#### SUPPLIED MATERIAL
··········
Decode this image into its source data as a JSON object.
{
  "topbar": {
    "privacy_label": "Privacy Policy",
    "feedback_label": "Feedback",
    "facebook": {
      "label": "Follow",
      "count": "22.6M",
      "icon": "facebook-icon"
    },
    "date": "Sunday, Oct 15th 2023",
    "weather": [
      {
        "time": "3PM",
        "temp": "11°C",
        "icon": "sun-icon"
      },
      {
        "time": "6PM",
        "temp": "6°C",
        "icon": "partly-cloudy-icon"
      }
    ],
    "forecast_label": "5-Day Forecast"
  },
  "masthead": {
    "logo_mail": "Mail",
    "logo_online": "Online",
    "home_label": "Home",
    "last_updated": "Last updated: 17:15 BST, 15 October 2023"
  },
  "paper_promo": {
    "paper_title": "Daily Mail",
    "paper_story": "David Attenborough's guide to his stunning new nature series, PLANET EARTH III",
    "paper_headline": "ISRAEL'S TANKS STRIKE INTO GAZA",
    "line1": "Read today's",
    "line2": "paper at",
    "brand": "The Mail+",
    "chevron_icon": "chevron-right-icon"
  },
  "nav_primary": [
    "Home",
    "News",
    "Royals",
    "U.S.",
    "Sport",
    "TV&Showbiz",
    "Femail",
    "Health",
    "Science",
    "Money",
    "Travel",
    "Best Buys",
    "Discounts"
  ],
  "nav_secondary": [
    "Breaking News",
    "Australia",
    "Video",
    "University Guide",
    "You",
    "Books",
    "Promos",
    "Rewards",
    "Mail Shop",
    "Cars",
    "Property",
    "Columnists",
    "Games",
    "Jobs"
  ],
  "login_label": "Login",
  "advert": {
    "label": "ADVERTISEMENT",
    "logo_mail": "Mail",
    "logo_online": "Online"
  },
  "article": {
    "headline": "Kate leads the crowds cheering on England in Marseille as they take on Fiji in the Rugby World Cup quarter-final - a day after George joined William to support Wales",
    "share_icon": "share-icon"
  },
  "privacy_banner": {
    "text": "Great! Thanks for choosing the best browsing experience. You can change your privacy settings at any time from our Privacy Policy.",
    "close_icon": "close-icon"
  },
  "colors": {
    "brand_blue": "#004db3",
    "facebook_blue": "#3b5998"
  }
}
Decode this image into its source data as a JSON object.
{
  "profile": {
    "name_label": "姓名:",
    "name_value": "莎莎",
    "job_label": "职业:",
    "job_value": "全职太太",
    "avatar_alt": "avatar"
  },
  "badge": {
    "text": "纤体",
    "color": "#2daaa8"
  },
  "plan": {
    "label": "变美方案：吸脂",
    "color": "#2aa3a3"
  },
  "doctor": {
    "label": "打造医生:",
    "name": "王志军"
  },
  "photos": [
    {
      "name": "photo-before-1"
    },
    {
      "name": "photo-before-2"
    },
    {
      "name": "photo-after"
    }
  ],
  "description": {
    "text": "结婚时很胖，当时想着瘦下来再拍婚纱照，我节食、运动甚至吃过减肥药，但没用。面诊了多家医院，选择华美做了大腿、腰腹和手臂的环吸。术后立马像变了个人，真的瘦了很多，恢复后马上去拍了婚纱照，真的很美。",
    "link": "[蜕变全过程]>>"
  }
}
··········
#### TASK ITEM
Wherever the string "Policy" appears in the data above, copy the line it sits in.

#### PROBLEM SOLUTION
    "privacy_label": "Privacy Policy",
    "text": "Great! Thanks for choosing the best browsing experience. You can change your privacy settings at any time from our Privacy Policy.",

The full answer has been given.